Carbon dioxide measured at Mauna Loa reaches worrying new levels
April 2014 has become a depressing new 'milestone' for carbon dioxide levels in our atmosphere, as it was the very first time the monthly average reached over 400 parts per million - a new high in human history.
Just shy of one year ago, when carbon dioxide values at the top of Hawaii's Mauna Loa volcano reached a May peak, scientists at both the U.S. National Oceanic and Atmospheric Administration (NOAA) and the Scripps Institution for Oceanography revealed that the daily average for CO2 levels had climbed above 400 parts per million. While this milestone didn't represent some apocalyptic tipping point, it did show us further evidence of the dangerous path that we're on, pumping billions of tons of carbon dioxide into the atmosphere every year and putting an ever-increasing burden on our already-stressed environment.
Now, less than a year later, and a month shy of actually reaching the yearly peak carbon dioxide values at Mauna Loa, measurements there have showed that the entire month of April averaged out to over 400 parts per million.
Measuring from the top of a volcano
It may seem strange to measure carbon dioxide levels at the summit of a volcano, since volcanoes emit carbon dioxide (among other gases). However, Mauna Loa is an excellent location to read the 'background' levels of carbon dioxide in the atmosphere. The volcano, being in the middle of the northern Pacific Ocean, is situated far from any direct sources, and the summit is far above local sources and any 'sinks' like the forests and plants of the island. As for any carbon dioxide the volcano itself emits, the scientists can easily tell the difference just by watching the hour-to-hour readings they collect. The values collected that represent the background amount rise and fall very slowly. Changes from the volcano itself show up as spikes in the data. All the scientists do is filter out these spikes and they're left with the global average concentration. NOAA's Dr. Steve Ryan goes into this more on the NASA Earth Observatory blog.

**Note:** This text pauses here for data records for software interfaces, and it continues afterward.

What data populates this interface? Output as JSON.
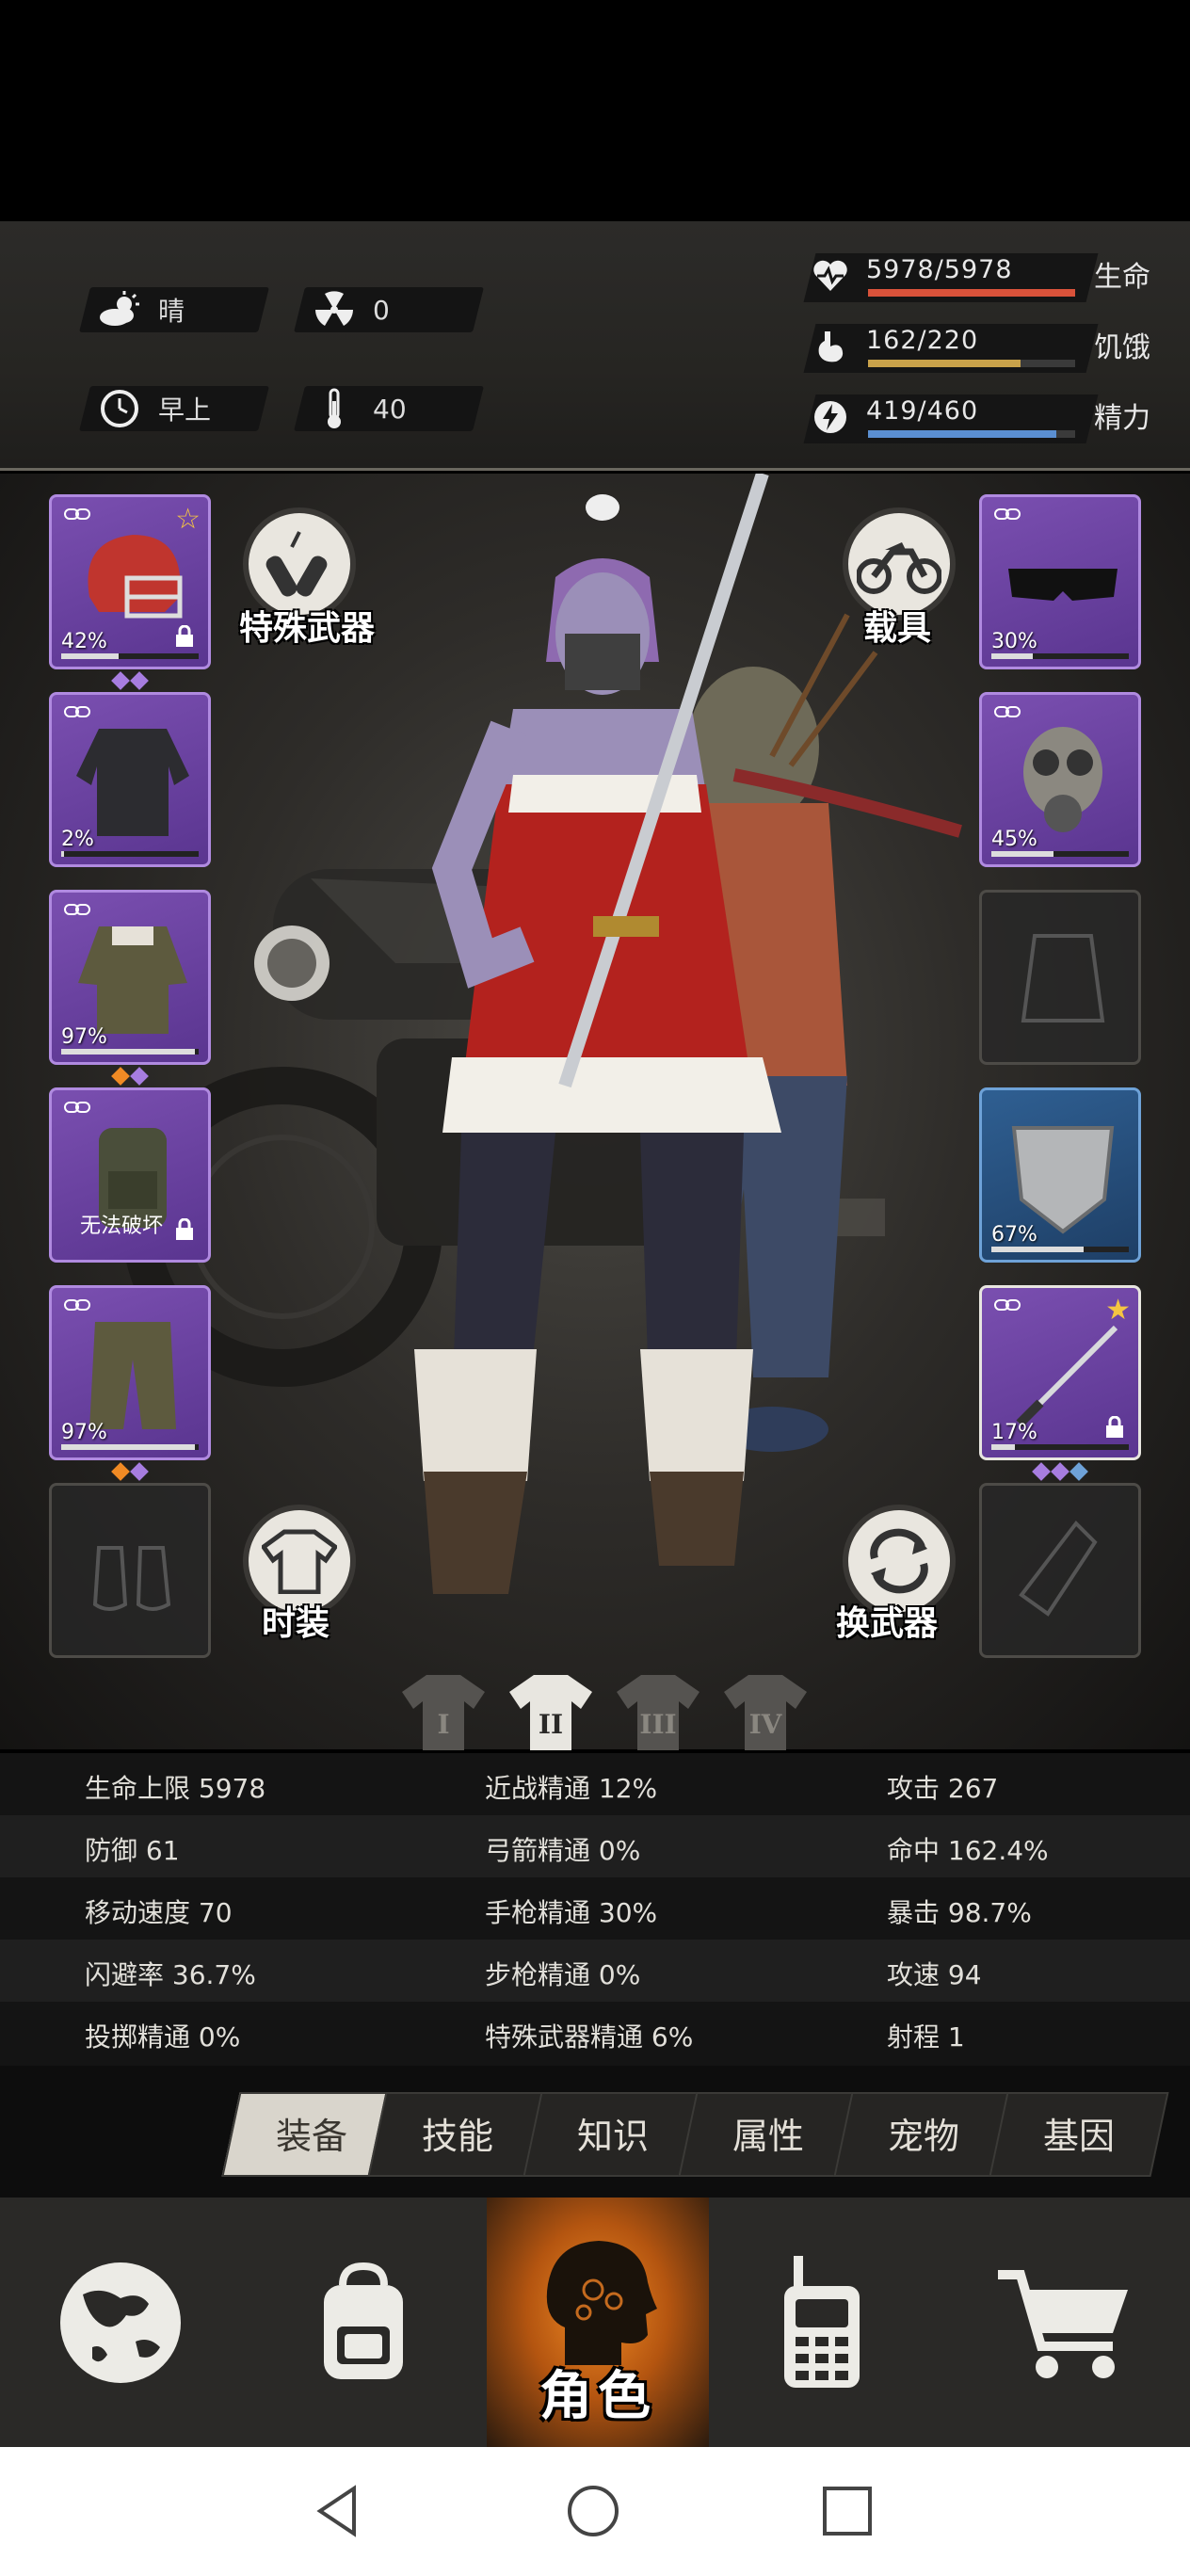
{
  "status": {
    "weather": {
      "icon": "sun-cloud-icon",
      "label": "晴"
    },
    "radiation": {
      "icon": "radiation-icon",
      "value": "0"
    },
    "time": {
      "icon": "clock-icon",
      "label": "早上"
    },
    "temperature": {
      "icon": "thermometer-icon",
      "value": "40"
    }
  },
  "vitals": [
    {
      "key": "health",
      "icon": "heart-icon",
      "value": "5978/5978",
      "label": "生命",
      "fraction": 1.0,
      "color": "#d9523a"
    },
    {
      "key": "hunger",
      "icon": "stomach-icon",
      "value": "162/220",
      "label": "饥饿",
      "fraction": 0.736,
      "color": "#c9a24a"
    },
    {
      "key": "energy",
      "icon": "energy-icon",
      "value": "419/460",
      "label": "精力",
      "fraction": 0.911,
      "color": "#5b8fd1"
    }
  ],
  "equipment_left": [
    {
      "name": "helmet",
      "quality": "purple",
      "durability": "42%",
      "durability_fraction": 0.42,
      "star": true,
      "locked": true,
      "gems": [
        "#a77de0",
        "#a77de0"
      ]
    },
    {
      "name": "shirt",
      "quality": "purple",
      "durability": "2%",
      "durability_fraction": 0.02,
      "star": false,
      "locked": false,
      "gems": []
    },
    {
      "name": "coat",
      "quality": "purple",
      "durability": "97%",
      "durability_fraction": 0.97,
      "star": false,
      "locked": false,
      "gems": [
        "#f08a24",
        "#a77de0"
      ]
    },
    {
      "name": "backpack",
      "quality": "purple",
      "durability": "无法破坏",
      "durability_fraction": 1.0,
      "star": false,
      "locked": true,
      "gems": []
    },
    {
      "name": "pants",
      "quality": "purple",
      "durability": "97%",
      "durability_fraction": 0.97,
      "star": false,
      "locked": false,
      "gems": [
        "#f08a24",
        "#a77de0"
      ]
    },
    {
      "name": "shoes",
      "quality": "empty"
    }
  ],
  "equipment_right": [
    {
      "name": "goggles",
      "quality": "purple",
      "durability": "30%",
      "durability_fraction": 0.3,
      "star": false,
      "locked": false,
      "gems": []
    },
    {
      "name": "gas-mask",
      "quality": "purple",
      "durability": "45%",
      "durability_fraction": 0.45,
      "star": false,
      "locked": false,
      "gems": []
    },
    {
      "name": "vest",
      "quality": "empty"
    },
    {
      "name": "shield",
      "quality": "blue",
      "durability": "67%",
      "durability_fraction": 0.67,
      "star": false,
      "locked": false,
      "gems": []
    },
    {
      "name": "katana",
      "quality": "purple",
      "durability": "17%",
      "durability_fraction": 0.17,
      "star": true,
      "locked": true,
      "gems": [
        "#a77de0",
        "#a77de0",
        "#6ea2d8"
      ]
    },
    {
      "name": "bottle",
      "quality": "empty"
    }
  ],
  "buttons": {
    "special_weapon": "特殊武器",
    "vehicle": "载具",
    "fashion": "时装",
    "swap_weapon": "换武器"
  },
  "outfit_sets": [
    "I",
    "II",
    "III",
    "IV"
  ],
  "outfit_active": 1,
  "stats": [
    [
      "生命上限 5978",
      "近战精通 12%",
      "攻击 267"
    ],
    [
      "防御 61",
      "弓箭精通 0%",
      "命中 162.4%"
    ],
    [
      "移动速度 70",
      "手枪精通 30%",
      "暴击 98.7%"
    ],
    [
      "闪避率 36.7%",
      "步枪精通 0%",
      "攻速 94"
    ],
    [
      "投掷精通 0%",
      "特殊武器精通 6%",
      "射程 1"
    ]
  ],
  "tabs": [
    "装备",
    "技能",
    "知识",
    "属性",
    "宠物",
    "基因"
  ],
  "active_tab": 0,
  "bottom_nav": [
    {
      "name": "world-map",
      "icon": "globe-icon",
      "label": ""
    },
    {
      "name": "inventory",
      "icon": "backpack-icon",
      "label": ""
    },
    {
      "name": "character",
      "icon": "head-icon",
      "label": "角色",
      "active": true
    },
    {
      "name": "radio",
      "icon": "walkie-talkie-icon",
      "label": ""
    },
    {
      "name": "shop",
      "icon": "cart-icon",
      "label": ""
    }
  ]
}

Although some who try to cast doubt on the science of climate change and try to turn the issue into a debate have put forward the idea that the amount of CO2 being put into the atmosphere by human activity is tiny compared to what's produced by volcanoes, the exact opposite is true. The amount we produce through our activities dwarfs what's produced by volcanoes, as we emit over 100 times as much every year.
Is carbon dioxide the only strong greenhouse gas? No, water vapour and methane are powerful ones too. However, water vapour is fairly well balanced in the atmosphere, as the water cycle acts very quickly. For methane, which is a very powerful greenhouse gas, values are on the rise - partly from things like defrosting Arctic tundra and from the bottom of the Arctic Ocean, and partly from activities like natural gas extraction (fracking) - the Earth still has the ability to 'take up' these excess amounts (at least for now). Carbon dioxide is the worry because we've putting so much of it into the atmosphere, when we've already overtaxed the environment's ability to deal with the amounts being introduced into the system. As a result, our oceans are becoming more acidic as the water absorbs more and more CO2, the oceans are warming up as surface layers absorb some of the heat from the atmosphere and mix it down to deeper layers, and the ability of the atmosphere to trap heat from the sun is increasing, leading to rising global temperatures.
The Dangerous Path
These levels - 400 parts per million, meaning that on average, for every million molecules in the air, 400 of them are carbon dioxide molecules - may seem very small, but the problem comes from how much there is now, compared to what the Earth's climate is used to. Levels before the Industrial Revolution (towards the left side of the above graph) averaged out at around 270 ppm, so levels now represent a nearly 45 per cent increase over what Earth's ecosystem is currently adapted to deal with. Earth's climate and ecosystem were in careful balance before we started adding more CO2 to the atmosphere, and the changes we've made have happened very quickly (again, see the above graph) - much quicker than they've happened in the past. It is true that carbon dioxide levels have been higher than 270 ppm in the past. Scientists have seen this by examining gases trapped in ice cores. Levels have even gotten up slightly above 300 ppm for very brief periods. However, look back 800,000 years and they haven't gotten up this high - not even once.
It's really time to get off this path and on to one that will actually take us towards a sustainable future. As it is now, we're headed, step by step, for disaster.